── Records to use
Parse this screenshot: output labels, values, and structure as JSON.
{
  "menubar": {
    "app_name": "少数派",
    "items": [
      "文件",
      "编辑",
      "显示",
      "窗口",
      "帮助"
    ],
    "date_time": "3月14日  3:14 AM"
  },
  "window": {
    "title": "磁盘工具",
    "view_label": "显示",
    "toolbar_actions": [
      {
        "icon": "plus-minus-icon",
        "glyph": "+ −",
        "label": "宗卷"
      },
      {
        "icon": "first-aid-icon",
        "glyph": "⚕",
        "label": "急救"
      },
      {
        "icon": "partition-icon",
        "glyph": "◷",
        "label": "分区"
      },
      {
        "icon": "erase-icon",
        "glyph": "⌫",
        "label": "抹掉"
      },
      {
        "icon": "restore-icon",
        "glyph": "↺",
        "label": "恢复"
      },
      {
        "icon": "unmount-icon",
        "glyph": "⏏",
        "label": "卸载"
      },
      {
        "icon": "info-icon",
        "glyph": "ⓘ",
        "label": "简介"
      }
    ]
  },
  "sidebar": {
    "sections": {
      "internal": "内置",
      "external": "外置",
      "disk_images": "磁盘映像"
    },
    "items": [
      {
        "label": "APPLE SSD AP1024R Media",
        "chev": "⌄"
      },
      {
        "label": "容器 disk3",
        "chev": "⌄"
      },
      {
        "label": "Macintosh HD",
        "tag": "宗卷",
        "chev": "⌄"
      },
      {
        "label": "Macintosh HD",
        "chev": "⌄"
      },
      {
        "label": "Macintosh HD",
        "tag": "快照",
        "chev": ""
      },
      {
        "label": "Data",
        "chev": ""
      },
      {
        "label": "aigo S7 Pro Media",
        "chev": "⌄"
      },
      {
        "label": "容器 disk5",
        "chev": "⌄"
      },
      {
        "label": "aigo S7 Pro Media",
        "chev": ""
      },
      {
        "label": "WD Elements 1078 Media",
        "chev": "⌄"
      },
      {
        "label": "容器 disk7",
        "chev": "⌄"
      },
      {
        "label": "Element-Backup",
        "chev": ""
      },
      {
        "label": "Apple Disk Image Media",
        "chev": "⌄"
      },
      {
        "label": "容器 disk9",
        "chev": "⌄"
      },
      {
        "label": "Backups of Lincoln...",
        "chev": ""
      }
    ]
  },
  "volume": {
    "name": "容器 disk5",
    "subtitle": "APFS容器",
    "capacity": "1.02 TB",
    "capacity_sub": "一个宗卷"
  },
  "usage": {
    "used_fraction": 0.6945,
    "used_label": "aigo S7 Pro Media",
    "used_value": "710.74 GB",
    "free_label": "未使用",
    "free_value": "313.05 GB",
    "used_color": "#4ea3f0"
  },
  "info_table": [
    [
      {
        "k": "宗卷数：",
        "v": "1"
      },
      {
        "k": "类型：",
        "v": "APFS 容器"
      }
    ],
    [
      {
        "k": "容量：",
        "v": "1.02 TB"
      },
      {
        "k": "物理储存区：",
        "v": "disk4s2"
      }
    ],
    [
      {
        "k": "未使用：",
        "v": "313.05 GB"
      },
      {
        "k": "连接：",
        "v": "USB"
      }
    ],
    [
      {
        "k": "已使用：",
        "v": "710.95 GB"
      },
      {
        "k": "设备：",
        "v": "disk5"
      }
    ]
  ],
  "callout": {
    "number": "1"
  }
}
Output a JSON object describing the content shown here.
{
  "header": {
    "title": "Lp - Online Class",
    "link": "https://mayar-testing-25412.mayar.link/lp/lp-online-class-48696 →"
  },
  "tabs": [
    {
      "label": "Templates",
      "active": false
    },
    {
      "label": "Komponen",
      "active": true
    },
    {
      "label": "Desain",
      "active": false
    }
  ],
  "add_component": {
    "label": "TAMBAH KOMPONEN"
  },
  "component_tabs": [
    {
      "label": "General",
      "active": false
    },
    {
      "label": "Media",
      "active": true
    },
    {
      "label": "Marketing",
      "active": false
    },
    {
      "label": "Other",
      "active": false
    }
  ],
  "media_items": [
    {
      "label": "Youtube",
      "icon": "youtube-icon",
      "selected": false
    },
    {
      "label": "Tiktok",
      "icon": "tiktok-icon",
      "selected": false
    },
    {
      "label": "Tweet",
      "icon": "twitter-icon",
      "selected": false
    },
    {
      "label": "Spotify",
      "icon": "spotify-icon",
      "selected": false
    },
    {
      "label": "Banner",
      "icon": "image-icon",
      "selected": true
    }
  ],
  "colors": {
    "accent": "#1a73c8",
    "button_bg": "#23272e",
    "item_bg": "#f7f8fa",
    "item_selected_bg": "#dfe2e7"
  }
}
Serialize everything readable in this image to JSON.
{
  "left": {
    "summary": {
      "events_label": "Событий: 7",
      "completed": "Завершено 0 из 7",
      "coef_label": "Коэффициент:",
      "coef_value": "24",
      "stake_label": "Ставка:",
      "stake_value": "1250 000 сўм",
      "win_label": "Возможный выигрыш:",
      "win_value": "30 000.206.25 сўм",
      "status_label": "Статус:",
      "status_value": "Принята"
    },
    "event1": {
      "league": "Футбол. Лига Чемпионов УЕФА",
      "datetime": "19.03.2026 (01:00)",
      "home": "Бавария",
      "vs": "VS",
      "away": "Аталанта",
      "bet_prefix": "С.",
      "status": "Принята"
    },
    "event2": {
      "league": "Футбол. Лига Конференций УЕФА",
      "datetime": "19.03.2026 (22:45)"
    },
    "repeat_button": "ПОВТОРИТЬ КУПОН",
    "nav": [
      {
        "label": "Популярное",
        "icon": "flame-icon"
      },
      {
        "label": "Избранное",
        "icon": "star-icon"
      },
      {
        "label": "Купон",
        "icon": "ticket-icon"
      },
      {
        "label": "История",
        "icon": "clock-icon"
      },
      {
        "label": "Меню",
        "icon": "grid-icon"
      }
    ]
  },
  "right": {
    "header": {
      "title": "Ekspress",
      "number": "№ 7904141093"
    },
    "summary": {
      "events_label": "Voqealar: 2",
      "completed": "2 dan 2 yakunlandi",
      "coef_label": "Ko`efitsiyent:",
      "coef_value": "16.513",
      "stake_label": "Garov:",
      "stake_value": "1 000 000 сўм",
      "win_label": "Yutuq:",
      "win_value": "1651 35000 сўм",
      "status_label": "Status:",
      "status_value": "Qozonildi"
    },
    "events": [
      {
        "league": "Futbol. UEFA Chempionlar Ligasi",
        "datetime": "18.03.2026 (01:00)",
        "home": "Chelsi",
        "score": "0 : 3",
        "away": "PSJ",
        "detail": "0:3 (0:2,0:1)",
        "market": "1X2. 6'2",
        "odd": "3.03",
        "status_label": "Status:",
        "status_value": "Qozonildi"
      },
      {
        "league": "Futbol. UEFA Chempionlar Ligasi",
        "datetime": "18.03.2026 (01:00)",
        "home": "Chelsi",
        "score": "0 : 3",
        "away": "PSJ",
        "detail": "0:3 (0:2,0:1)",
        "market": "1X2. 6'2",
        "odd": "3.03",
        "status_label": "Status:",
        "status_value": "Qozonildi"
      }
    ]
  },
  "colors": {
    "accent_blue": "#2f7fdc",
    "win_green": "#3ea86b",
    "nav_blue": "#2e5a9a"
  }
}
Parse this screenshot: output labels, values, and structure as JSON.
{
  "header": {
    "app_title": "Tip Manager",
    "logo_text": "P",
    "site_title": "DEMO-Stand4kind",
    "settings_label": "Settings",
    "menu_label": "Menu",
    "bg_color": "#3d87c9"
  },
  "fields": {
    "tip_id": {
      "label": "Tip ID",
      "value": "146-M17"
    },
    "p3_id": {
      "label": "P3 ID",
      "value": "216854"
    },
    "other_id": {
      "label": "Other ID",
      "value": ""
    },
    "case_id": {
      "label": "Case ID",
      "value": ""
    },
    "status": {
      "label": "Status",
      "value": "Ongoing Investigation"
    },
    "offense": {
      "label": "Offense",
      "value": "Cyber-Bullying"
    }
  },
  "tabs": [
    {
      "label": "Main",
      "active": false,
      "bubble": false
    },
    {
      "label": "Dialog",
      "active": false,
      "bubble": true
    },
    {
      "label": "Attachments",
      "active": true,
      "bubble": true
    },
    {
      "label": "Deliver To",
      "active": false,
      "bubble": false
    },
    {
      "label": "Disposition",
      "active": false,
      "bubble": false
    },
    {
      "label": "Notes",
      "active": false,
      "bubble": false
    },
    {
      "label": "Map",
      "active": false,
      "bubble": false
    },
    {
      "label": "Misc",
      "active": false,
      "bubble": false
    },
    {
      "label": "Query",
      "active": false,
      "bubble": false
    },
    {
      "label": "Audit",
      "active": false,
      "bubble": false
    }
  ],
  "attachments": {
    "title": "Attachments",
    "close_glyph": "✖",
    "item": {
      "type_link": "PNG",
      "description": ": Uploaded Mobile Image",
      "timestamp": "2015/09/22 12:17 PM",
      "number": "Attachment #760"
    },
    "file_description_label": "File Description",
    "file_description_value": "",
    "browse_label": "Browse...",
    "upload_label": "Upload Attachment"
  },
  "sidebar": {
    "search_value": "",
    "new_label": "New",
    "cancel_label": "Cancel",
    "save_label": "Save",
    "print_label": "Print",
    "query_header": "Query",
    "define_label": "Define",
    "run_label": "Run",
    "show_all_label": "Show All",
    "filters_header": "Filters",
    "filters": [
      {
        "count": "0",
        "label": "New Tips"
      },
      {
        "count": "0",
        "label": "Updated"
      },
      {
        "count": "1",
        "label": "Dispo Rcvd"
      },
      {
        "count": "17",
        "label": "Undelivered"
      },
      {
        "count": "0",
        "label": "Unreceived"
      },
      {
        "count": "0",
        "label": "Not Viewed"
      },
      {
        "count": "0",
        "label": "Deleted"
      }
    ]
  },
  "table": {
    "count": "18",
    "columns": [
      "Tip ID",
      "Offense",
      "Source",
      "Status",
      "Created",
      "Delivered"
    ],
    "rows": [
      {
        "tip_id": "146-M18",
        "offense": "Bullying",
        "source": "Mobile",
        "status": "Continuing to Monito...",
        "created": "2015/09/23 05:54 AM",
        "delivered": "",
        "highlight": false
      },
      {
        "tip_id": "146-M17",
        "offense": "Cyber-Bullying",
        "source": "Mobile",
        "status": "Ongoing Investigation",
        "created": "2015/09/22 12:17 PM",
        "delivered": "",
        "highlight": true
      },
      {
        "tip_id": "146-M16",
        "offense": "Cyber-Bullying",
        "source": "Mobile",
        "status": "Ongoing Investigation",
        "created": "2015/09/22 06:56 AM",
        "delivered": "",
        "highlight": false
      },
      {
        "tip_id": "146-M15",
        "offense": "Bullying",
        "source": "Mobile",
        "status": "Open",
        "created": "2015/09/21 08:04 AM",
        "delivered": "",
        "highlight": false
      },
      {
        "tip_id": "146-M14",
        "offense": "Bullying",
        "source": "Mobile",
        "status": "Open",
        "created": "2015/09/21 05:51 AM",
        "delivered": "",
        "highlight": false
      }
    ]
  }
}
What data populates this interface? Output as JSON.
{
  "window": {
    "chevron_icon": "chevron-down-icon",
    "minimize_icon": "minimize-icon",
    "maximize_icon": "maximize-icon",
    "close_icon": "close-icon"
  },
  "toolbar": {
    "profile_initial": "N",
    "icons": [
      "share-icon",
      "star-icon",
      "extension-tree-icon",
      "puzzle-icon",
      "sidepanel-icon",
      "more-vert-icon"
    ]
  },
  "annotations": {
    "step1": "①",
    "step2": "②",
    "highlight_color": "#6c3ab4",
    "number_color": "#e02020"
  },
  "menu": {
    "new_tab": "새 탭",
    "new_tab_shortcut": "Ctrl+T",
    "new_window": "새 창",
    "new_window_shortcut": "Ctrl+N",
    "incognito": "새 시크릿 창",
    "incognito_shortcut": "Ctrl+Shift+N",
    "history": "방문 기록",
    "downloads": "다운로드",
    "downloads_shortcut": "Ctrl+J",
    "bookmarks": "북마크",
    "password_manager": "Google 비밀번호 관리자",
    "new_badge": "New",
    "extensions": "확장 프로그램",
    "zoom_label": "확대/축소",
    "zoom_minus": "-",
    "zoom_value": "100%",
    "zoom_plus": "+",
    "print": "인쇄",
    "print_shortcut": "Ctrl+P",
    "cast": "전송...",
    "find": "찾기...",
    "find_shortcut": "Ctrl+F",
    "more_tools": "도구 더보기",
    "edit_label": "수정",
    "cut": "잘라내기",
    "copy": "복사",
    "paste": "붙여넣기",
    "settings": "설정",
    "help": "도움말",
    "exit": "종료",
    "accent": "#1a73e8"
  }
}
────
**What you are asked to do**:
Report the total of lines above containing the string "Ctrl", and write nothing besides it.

**Answer section**:
6